  • the Montana TikTok ban and the response,
  • last week's major vulnerabilities,
  • Recent and Upcoming Hacker Conferences,
  • and building a packet filter minefield on an OpenBSD router.

I'm M.J., and here is the news.

Top tech news in the United States is that the Montana legislature has passed Senate Bill 419, approving a complete ban of the online, short video platform TikTok within the state. This bill, subtitled "Prohibiting a Mobile Application Store From Offering the TikTok Application to Montana Users," is being challenged as a constitutional First Amendment Free Speech matter by a coalition made up of the American Civil Liberties Union (ACLU), the Electronic Frontier Foundation (EFF), and other organizations.

Top Information Security news this week, CISA issued two Cisco IOS alerts due to overflow vulnerabilities and advisories for five industrial control systems. In consumer news, SANS Bites discussed Apple's released fixes for three vulnerabilities using their Rapid Security Response distribution method. Finally, as Trend Micro reported, specific OEM-packaged Android IoT devices are being pre-infected with Lemon Group malware.

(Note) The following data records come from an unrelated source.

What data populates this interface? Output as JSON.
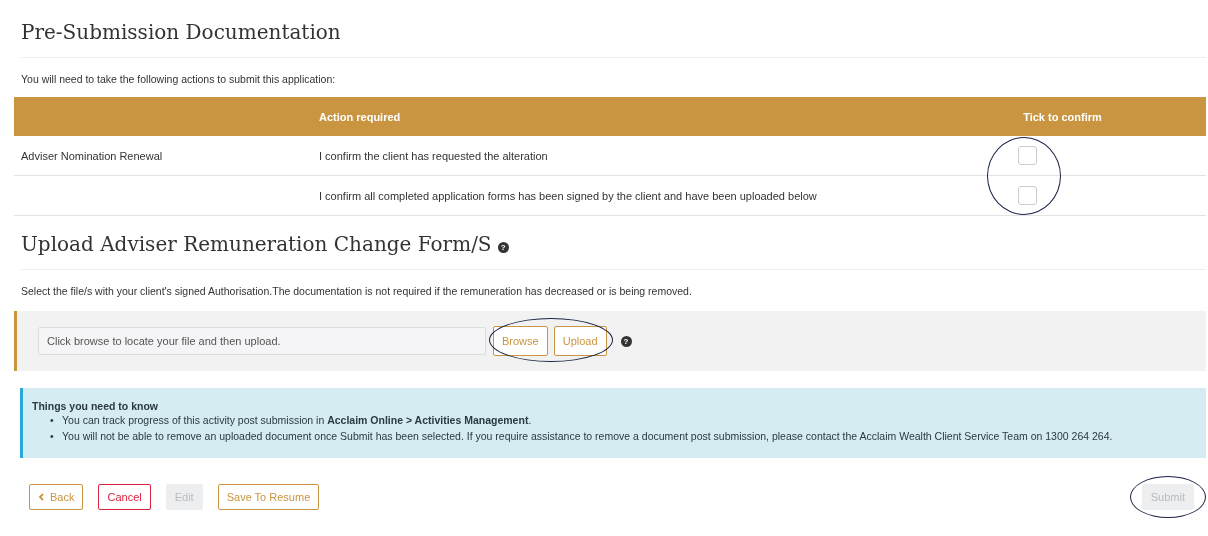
{
  "title": "Pre-Submission Documentation",
  "intro": "You will need to take the following actions to submit this application:",
  "table": {
    "columns": [
      "",
      "Action required",
      "Tick to confirm"
    ],
    "rows": [
      {
        "item": "Adviser Nomination Renewal",
        "action": "I confirm the client has requested the alteration",
        "checked": false
      },
      {
        "item": "",
        "action": "I confirm all completed application forms has been signed by the client and have been uploaded below",
        "checked": false
      }
    ],
    "checkboxes_circled": true
  },
  "upload": {
    "title": "Upload Adviser Remuneration Change Form/S",
    "help_icon_glyph": "?",
    "instructions": "Select the file/s with your client's signed Authorisation.The documentation is not required if the remuneration has decreased or is being removed.",
    "file_field": {
      "placeholder": "Click browse to locate your file and then upload."
    },
    "buttons": [
      "Browse",
      "Upload"
    ],
    "buttons_circled": true,
    "help_glyph": "?"
  },
  "notice": {
    "title": "Things you need to know",
    "marker": "•",
    "items": [
      "You can track progress of this activity post submission in **Acclaim Online > Activities Management**.",
      "You will not be able to remove an uploaded document once Submit has been selected. If you require assistance to remove a document post submission, please contact the Acclaim Wealth Client Service Team on 1300 264 264."
    ]
  },
  "actions": [
    {
      "label": "Back",
      "kind": "back",
      "disabled": false,
      "circled": false
    },
    {
      "label": "Cancel",
      "kind": "danger",
      "disabled": false,
      "circled": false
    },
    {
      "label": "Edit",
      "kind": "plain",
      "disabled": true,
      "circled": false
    },
    {
      "label": "Save To Resume",
      "kind": "plain",
      "disabled": false,
      "circled": false
    },
    {
      "label": "Submit",
      "kind": "submit",
      "disabled": true,
      "circled": true
    }
  ]
}
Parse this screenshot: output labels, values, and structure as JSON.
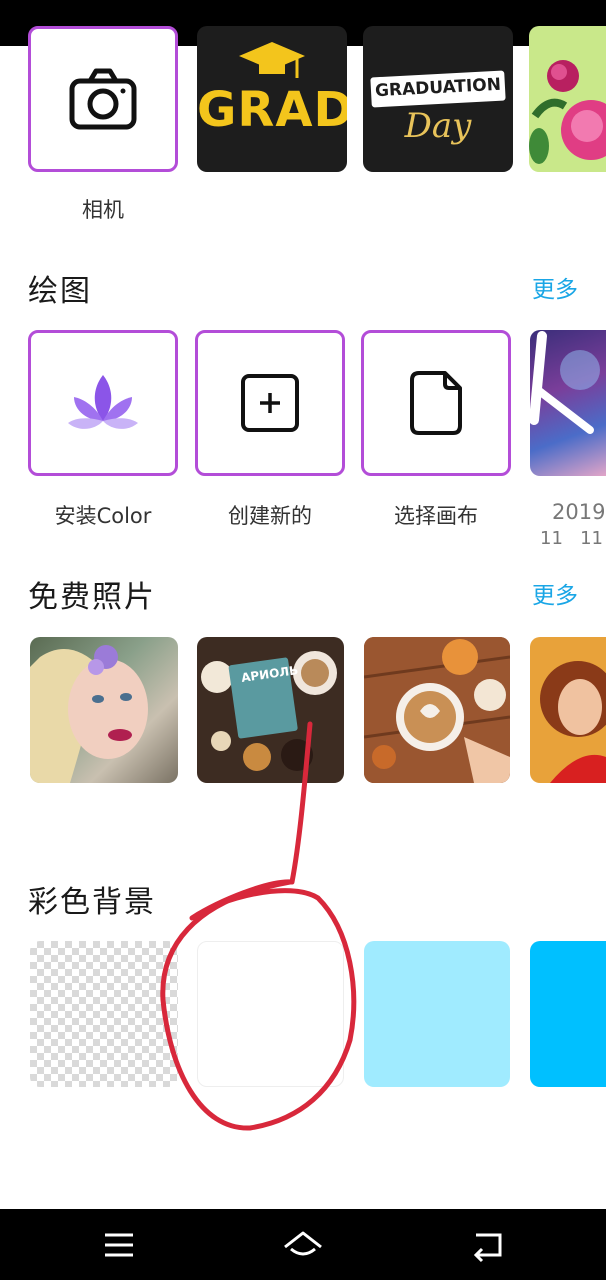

Last week was THOTCON in Chicago and Security B-Sides Seattle and Fort Wayne, Indiana; and this week, Security B-Sides Budapest, Roanoke, Dublin, ExploitCon Boise, and Security Fest in Gothenburg. Links to more conferences are available at lockpodcast dot com slash events.

Finally, while updating my OpenBSD edge router, I found a link to "Tim's blog" in a comment—specifically, their aggressive pf configuration, which I modeled mine after. The idea is that systems have a handful of ports that services are listening on. So if an uninvited device attempts to connect to a network on multiple ports to check out what is available, you can safely take this as validation of malicious intent and drop further traffic from them. Accomplishing this combines triggering drop responses across a "minefield" of ports 1024 to 9999, adding caught agents to a troublemaker's table. For good measure, any popular service not offered but connected to should be tagged straight away as trouble. Stateful remains safe, of course, with egress traffic allowed back in while troublemakers coming in get dropped. Again, check out Tim's blog for more information and example pf configs.

Links to more information about all of the mentioned topics are available at lockpodcast.com